▶ [Work to complete]: All of the entries, apart from their pictures, are to be copied verbatim.

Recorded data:
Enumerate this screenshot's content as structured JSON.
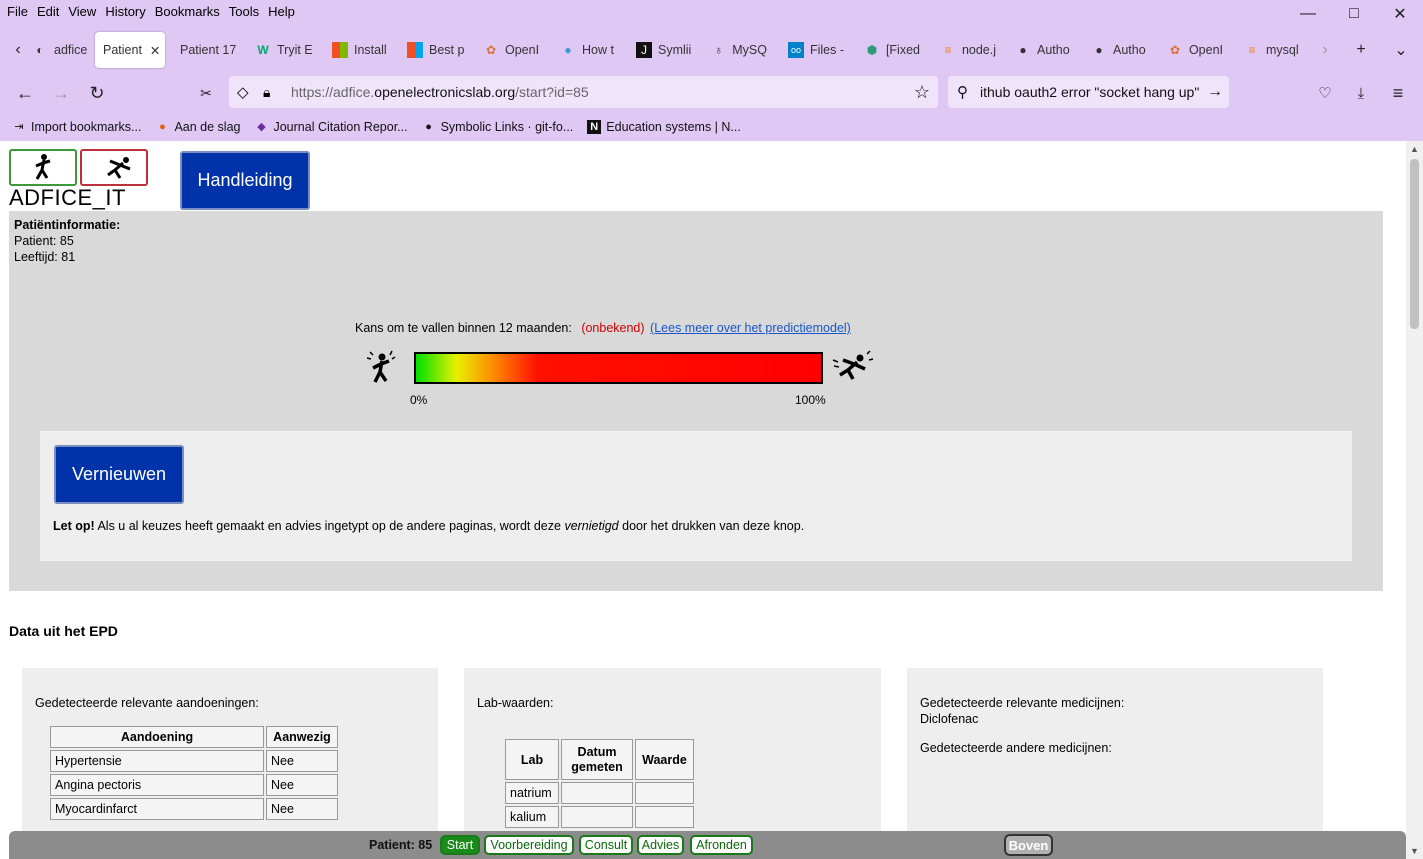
{
  "menu": [
    "File",
    "Edit",
    "View",
    "History",
    "Bookmarks",
    "Tools",
    "Help"
  ],
  "tabs": [
    {
      "label": "adfice",
      "icon": "adfice-icon"
    },
    {
      "label": "Patient",
      "icon": "",
      "active": true
    },
    {
      "label": "Patient 17",
      "icon": ""
    },
    {
      "label": "Tryit E",
      "icon": "w3-icon"
    },
    {
      "label": "Install",
      "icon": "windows-icon"
    },
    {
      "label": "Best p",
      "icon": "windows-icon"
    },
    {
      "label": "OpenI",
      "icon": "openai-icon"
    },
    {
      "label": "How t",
      "icon": "site-icon"
    },
    {
      "label": "Symlii",
      "icon": "site-icon"
    },
    {
      "label": "MySQ",
      "icon": "site-icon"
    },
    {
      "label": "Files -",
      "icon": "nextcloud-icon"
    },
    {
      "label": "[Fixed",
      "icon": "site-icon"
    },
    {
      "label": "node.j",
      "icon": "stackoverflow-icon"
    },
    {
      "label": "Autho",
      "icon": "github-icon"
    },
    {
      "label": "Autho",
      "icon": "github-icon"
    },
    {
      "label": "OpenI",
      "icon": "openai-icon"
    },
    {
      "label": "mysql",
      "icon": "stackoverflow-icon"
    }
  ],
  "url": {
    "prefix": "https://adfice.",
    "domain": "openelectronicslab.org",
    "path": "/start?id=85"
  },
  "search": "ithub oauth2 error \"socket hang up\"",
  "bookmarks": [
    "Import bookmarks...",
    "Aan de slag",
    "Journal Citation Repor...",
    "Symbolic Links · git-fo...",
    "Education systems | N..."
  ],
  "logo_text": "ADFICE_IT",
  "handleiding": "Handleiding",
  "patient_info": {
    "title": "Patiëntinformatie:",
    "patient": "Patient: 85",
    "age": "Leeftijd: 81"
  },
  "risk": {
    "label": "Kans om te vallen binnen 12 maanden:",
    "value": "(onbekend)",
    "link": "(Lees meer over het predictiemodel)",
    "min": "0%",
    "max": "100%"
  },
  "refresh": {
    "button": "Vernieuwen",
    "warn_bold": "Let op!",
    "warn_1": " Als u al keuzes heeft gemaakt en advies ingetypt op de andere paginas, wordt deze ",
    "warn_italic": "vernietigd",
    "warn_2": " door het drukken van deze knop."
  },
  "section_title": "Data uit het EPD",
  "conditions": {
    "caption": "Gedetecteerde relevante aandoeningen:",
    "headers": [
      "Aandoening",
      "Aanwezig"
    ],
    "rows": [
      [
        "Hypertensie",
        "Nee"
      ],
      [
        "Angina pectoris",
        "Nee"
      ],
      [
        "Myocardinfarct",
        "Nee"
      ]
    ]
  },
  "labs": {
    "caption": "Lab-waarden:",
    "headers": [
      "Lab",
      "Datum gemeten",
      "Waarde"
    ],
    "rows": [
      [
        "natrium",
        "",
        ""
      ],
      [
        "kalium",
        "",
        ""
      ]
    ]
  },
  "medicines": {
    "caption1": "Gedetecteerde relevante medicijnen:",
    "item": "Diclofenac",
    "caption2": "Gedetecteerde andere medicijnen:"
  },
  "bottom": {
    "patient": "Patient: 85",
    "steps": [
      "Start",
      "Voorbereiding",
      "Consult",
      "Advies",
      "Afronden"
    ],
    "top": "Boven"
  }
}
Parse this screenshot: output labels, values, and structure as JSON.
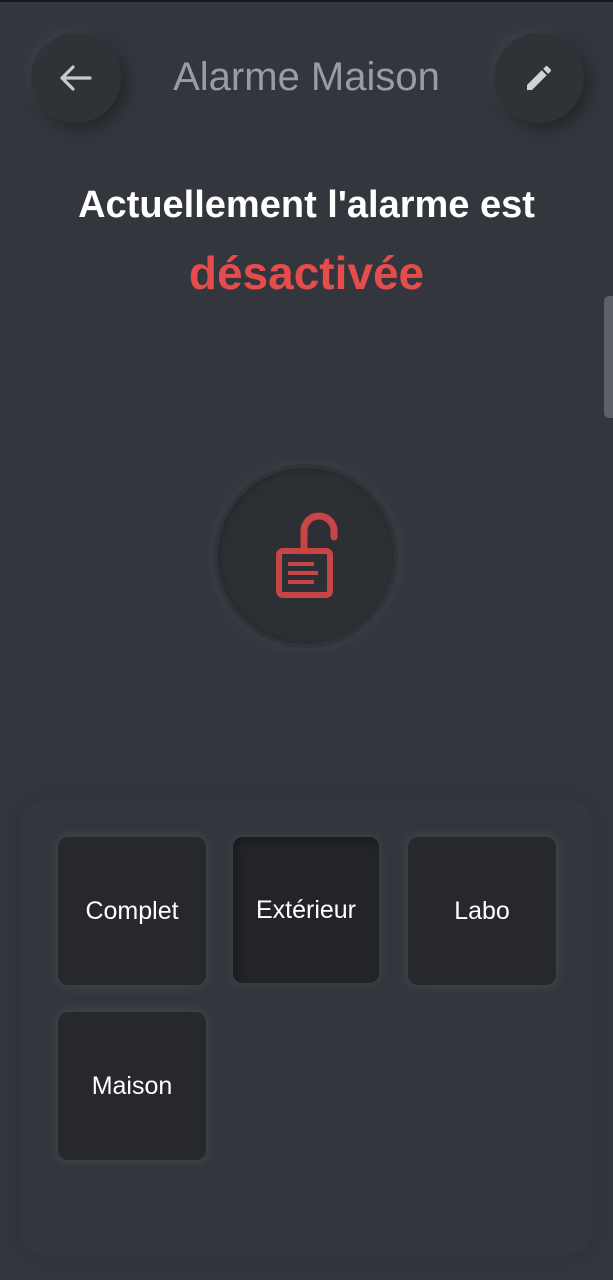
{
  "header": {
    "title": "Alarme Maison",
    "back_icon": "arrow-left-icon",
    "edit_icon": "pencil-icon"
  },
  "status": {
    "line": "Actuellement l'alarme est",
    "state": "désactivée",
    "state_color": "#e74c4c"
  },
  "lock": {
    "icon": "lock-open-icon",
    "color": "#c94444"
  },
  "modes": [
    {
      "label": "Complet"
    },
    {
      "label": "Extérieur"
    },
    {
      "label": "Labo"
    },
    {
      "label": "Maison"
    }
  ]
}
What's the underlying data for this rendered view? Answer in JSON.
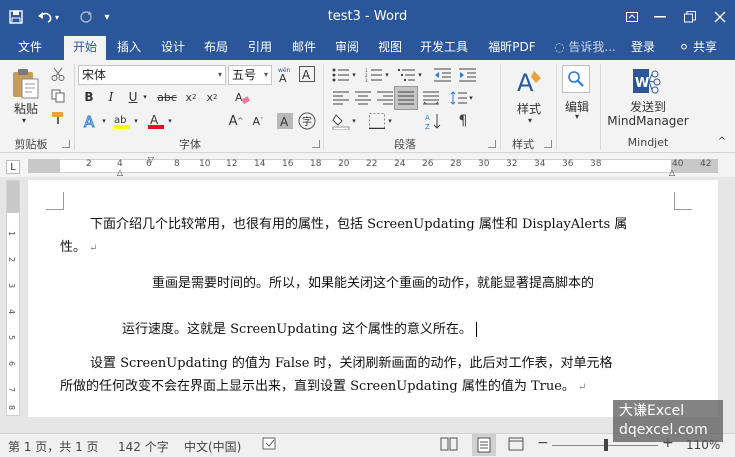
{
  "window": {
    "title": "test3 - Word",
    "save_icon": "save-icon",
    "undo_icon": "undo-icon",
    "redo_icon": "redo-icon"
  },
  "tabs": [
    {
      "label": "文件"
    },
    {
      "label": "开始",
      "active": true
    },
    {
      "label": "插入"
    },
    {
      "label": "设计"
    },
    {
      "label": "布局"
    },
    {
      "label": "引用"
    },
    {
      "label": "邮件"
    },
    {
      "label": "审阅"
    },
    {
      "label": "视图"
    },
    {
      "label": "开发工具"
    },
    {
      "label": "福昕PDF"
    }
  ],
  "tell_me": "告诉我...",
  "sign_in": "登录",
  "share": "共享",
  "ribbon": {
    "clipboard": {
      "paste_label": "粘贴",
      "group_label": "剪贴板"
    },
    "font": {
      "font_name": "宋体",
      "font_size": "五号",
      "group_label": "字体"
    },
    "paragraph": {
      "group_label": "段落"
    },
    "styles": {
      "button_label": "样式",
      "group_label": "样式"
    },
    "editing": {
      "button_label": "编辑"
    },
    "mindjet": {
      "button_label_1": "发送到",
      "button_label_2": "MindManager",
      "group_label": "Mindjet"
    }
  },
  "ruler": {
    "numbers": [
      "2",
      "4",
      "6",
      "8",
      "10",
      "12",
      "14",
      "16",
      "18",
      "20",
      "22",
      "24",
      "26",
      "28",
      "30",
      "32",
      "34",
      "36",
      "38",
      "40",
      "42"
    ],
    "vnumbers": [
      "1",
      "2",
      "3",
      "4",
      "5",
      "6",
      "7",
      "8"
    ]
  },
  "document": {
    "paragraphs": [
      {
        "line1": "下面介绍几个比较常用，也很有用的属性，包括 ScreenUpdating 属性和 DisplayAlerts 属",
        "line2": "性。"
      },
      {
        "line1": "重画是需要时间的。所以，如果能关闭这个重画的动作，就能显著提高脚本的"
      },
      {
        "line1": "运行速度。这就是 ScreenUpdating 这个属性的意义所在。"
      },
      {
        "line1": "设置 ScreenUpdating 的值为 False 时，关闭刷新画面的动作，此后对工作表，对单元格",
        "line2": "所做的任何改变不会在界面上显示出来，直到设置 ScreenUpdating 属性的值为 True。"
      }
    ]
  },
  "status": {
    "page": "第 1 页，共 1 页",
    "words": "142 个字",
    "language": "中文(中国)",
    "zoom": "110%"
  },
  "watermark": {
    "line1": "大谦Excel",
    "line2": "dqexcel.com"
  },
  "colors": {
    "brand": "#2b579a",
    "highlight": "#ffff00",
    "font_color": "#e81123"
  }
}
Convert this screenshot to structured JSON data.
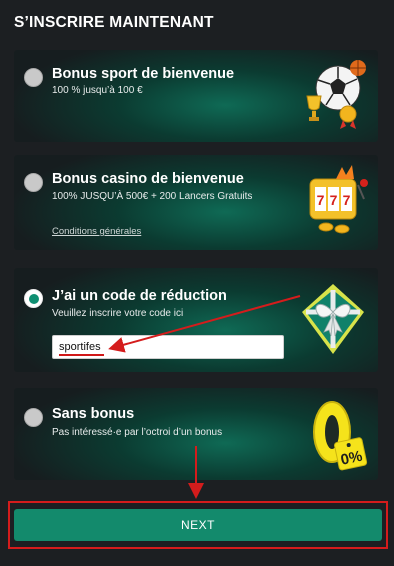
{
  "page": {
    "title": "S’INSCRIRE MAINTENANT"
  },
  "options": [
    {
      "title": "Bonus sport de bienvenue",
      "subtitle": "100 % jusqu’à 100 €",
      "selected": false
    },
    {
      "title": "Bonus casino de bienvenue",
      "subtitle": "100% JUSQU’À 500€ + 200 Lancers Gratuits",
      "link": "Conditions générales",
      "selected": false
    },
    {
      "title": "J’ai un code de réduction",
      "subtitle": "Veuillez inscrire votre code ici",
      "input_value": "sportifes",
      "selected": true
    },
    {
      "title": "Sans bonus",
      "subtitle": "Pas intéressé·e par l’octroi d’un bonus",
      "badge": "0%",
      "selected": false
    }
  ],
  "next_button": {
    "label": "NEXT"
  },
  "colors": {
    "accent": "#138a6c",
    "annotation": "#d41c1c",
    "background": "#1c1f22"
  },
  "icons": [
    "sports-bonus-icon",
    "slot-machine-icon",
    "gift-box-icon",
    "zero-percent-icon"
  ]
}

▶ [Solved problem]:
Enumerate this screenshot's content as structured JSON.
{
  "menu": [
    "File",
    "Edit",
    "View",
    "History",
    "Bookmarks",
    "Tools",
    "Help"
  ],
  "tabs": [
    {
      "label": "adfice",
      "icon": "adfice-icon"
    },
    {
      "label": "Patient",
      "icon": "",
      "active": true
    },
    {
      "label": "Patient 17",
      "icon": ""
    },
    {
      "label": "Tryit E",
      "icon": "w3-icon"
    },
    {
      "label": "Install",
      "icon": "windows-icon"
    },
    {
      "label": "Best p",
      "icon": "windows-icon"
    },
    {
      "label": "OpenI",
      "icon": "openai-icon"
    },
    {
      "label": "How t",
      "icon": "site-icon"
    },
    {
      "label": "Symlii",
      "icon": "site-icon"
    },
    {
      "label": "MySQ",
      "icon": "site-icon"
    },
    {
      "label": "Files -",
      "icon": "nextcloud-icon"
    },
    {
      "label": "[Fixed",
      "icon": "site-icon"
    },
    {
      "label": "node.j",
      "icon": "stackoverflow-icon"
    },
    {
      "label": "Autho",
      "icon": "github-icon"
    },
    {
      "label": "Autho",
      "icon": "github-icon"
    },
    {
      "label": "OpenI",
      "icon": "openai-icon"
    },
    {
      "label": "mysql",
      "icon": "stackoverflow-icon"
    }
  ],
  "url": {
    "prefix": "https://adfice.",
    "domain": "openelectronicslab.org",
    "path": "/start?id=85"
  },
  "search": "ithub oauth2 error \"socket hang up\"",
  "bookmarks": [
    "Import bookmarks...",
    "Aan de slag",
    "Journal Citation Repor...",
    "Symbolic Links · git-fo...",
    "Education systems | N..."
  ],
  "logo_text": "ADFICE_IT",
  "handleiding": "Handleiding",
  "patient_info": {
    "title": "Patiëntinformatie:",
    "patient": "Patient: 85",
    "age": "Leeftijd: 81"
  },
  "risk": {
    "label": "Kans om te vallen binnen 12 maanden:",
    "value": "(onbekend)",
    "link": "(Lees meer over het predictiemodel)",
    "min": "0%",
    "max": "100%"
  },
  "refresh": {
    "button": "Vernieuwen",
    "warn_bold": "Let op!",
    "warn_1": " Als u al keuzes heeft gemaakt en advies ingetypt op de andere paginas, wordt deze ",
    "warn_italic": "vernietigd",
    "warn_2": " door het drukken van deze knop."
  },
  "section_title": "Data uit het EPD",
  "conditions": {
    "caption": "Gedetecteerde relevante aandoeningen:",
    "headers": [
      "Aandoening",
      "Aanwezig"
    ],
    "rows": [
      [
        "Hypertensie",
        "Nee"
      ],
      [
        "Angina pectoris",
        "Nee"
      ],
      [
        "Myocardinfarct",
        "Nee"
      ]
    ]
  },
  "labs": {
    "caption": "Lab-waarden:",
    "headers": [
      "Lab",
      "Datum gemeten",
      "Waarde"
    ],
    "rows": [
      [
        "natrium",
        "",
        ""
      ],
      [
        "kalium",
        "",
        ""
      ]
    ]
  },
  "medicines": {
    "caption1": "Gedetecteerde relevante medicijnen:",
    "item": "Diclofenac",
    "caption2": "Gedetecteerde andere medicijnen:"
  },
  "bottom": {
    "patient": "Patient: 85",
    "steps": [
      "Start",
      "Voorbereiding",
      "Consult",
      "Advies",
      "Afronden"
    ],
    "top": "Boven"
  }
}
Parse this screenshot: output labels, values, and structure as JSON.
{
  "header": {
    "title": "Alarme Maison",
    "back_icon": "arrow-left-icon",
    "edit_icon": "pencil-icon"
  },
  "status": {
    "line": "Actuellement l'alarme est",
    "state": "désactivée",
    "state_color": "#e74c4c"
  },
  "lock": {
    "icon": "lock-open-icon",
    "color": "#c94444"
  },
  "modes": [
    {
      "label": "Complet"
    },
    {
      "label": "Extérieur"
    },
    {
      "label": "Labo"
    },
    {
      "label": "Maison"
    }
  ]
}
What's the underlying data for this rendered view? Answer in JSON.
{
  "window": {
    "title": "test3 - Word",
    "save_icon": "save-icon",
    "undo_icon": "undo-icon",
    "redo_icon": "redo-icon"
  },
  "tabs": [
    {
      "label": "文件"
    },
    {
      "label": "开始",
      "active": true
    },
    {
      "label": "插入"
    },
    {
      "label": "设计"
    },
    {
      "label": "布局"
    },
    {
      "label": "引用"
    },
    {
      "label": "邮件"
    },
    {
      "label": "审阅"
    },
    {
      "label": "视图"
    },
    {
      "label": "开发工具"
    },
    {
      "label": "福昕PDF"
    }
  ],
  "tell_me": "告诉我...",
  "sign_in": "登录",
  "share": "共享",
  "ribbon": {
    "clipboard": {
      "paste_label": "粘贴",
      "group_label": "剪贴板"
    },
    "font": {
      "font_name": "宋体",
      "font_size": "五号",
      "group_label": "字体"
    },
    "paragraph": {
      "group_label": "段落"
    },
    "styles": {
      "button_label": "样式",
      "group_label": "样式"
    },
    "editing": {
      "button_label": "编辑"
    },
    "mindjet": {
      "button_label_1": "发送到",
      "button_label_2": "MindManager",
      "group_label": "Mindjet"
    }
  },
  "ruler": {
    "numbers": [
      "2",
      "4",
      "6",
      "8",
      "10",
      "12",
      "14",
      "16",
      "18",
      "20",
      "22",
      "24",
      "26",
      "28",
      "30",
      "32",
      "34",
      "36",
      "38",
      "40",
      "42"
    ],
    "vnumbers": [
      "1",
      "2",
      "3",
      "4",
      "5",
      "6",
      "7",
      "8"
    ]
  },
  "document": {
    "paragraphs": [
      {
        "line1": "下面介绍几个比较常用，也很有用的属性，包括 ScreenUpdating 属性和 DisplayAlerts 属",
        "line2": "性。"
      },
      {
        "line1": "重画是需要时间的。所以，如果能关闭这个重画的动作，就能显著提高脚本的"
      },
      {
        "line1": "运行速度。这就是 ScreenUpdating 这个属性的意义所在。"
      },
      {
        "line1": "设置 ScreenUpdating 的值为 False 时，关闭刷新画面的动作，此后对工作表，对单元格",
        "line2": "所做的任何改变不会在界面上显示出来，直到设置 ScreenUpdating 属性的值为 True。"
      }
    ]
  },
  "status": {
    "page": "第 1 页，共 1 页",
    "words": "142 个字",
    "language": "中文(中国)",
    "zoom": "110%"
  },
  "watermark": {
    "line1": "大谦Excel",
    "line2": "dqexcel.com"
  },
  "colors": {
    "brand": "#2b579a",
    "highlight": "#ffff00",
    "font_color": "#e81123"
  }
}
Convert this screenshot to structured JSON data.
{
  "page": {
    "title": "S’INSCRIRE MAINTENANT"
  },
  "options": [
    {
      "title": "Bonus sport de bienvenue",
      "subtitle": "100 % jusqu’à 100 €",
      "selected": false
    },
    {
      "title": "Bonus casino de bienvenue",
      "subtitle": "100% JUSQU’À 500€ + 200 Lancers Gratuits",
      "link": "Conditions générales",
      "selected": false
    },
    {
      "title": "J’ai un code de réduction",
      "subtitle": "Veuillez inscrire votre code ici",
      "input_value": "sportifes",
      "selected": true
    },
    {
      "title": "Sans bonus",
      "subtitle": "Pas intéressé·e par l’octroi d’un bonus",
      "badge": "0%",
      "selected": false
    }
  ],
  "next_button": {
    "label": "NEXT"
  },
  "colors": {
    "accent": "#138a6c",
    "annotation": "#d41c1c",
    "background": "#1c1f22"
  },
  "icons": [
    "sports-bonus-icon",
    "slot-machine-icon",
    "gift-box-icon",
    "zero-percent-icon"
  ]
}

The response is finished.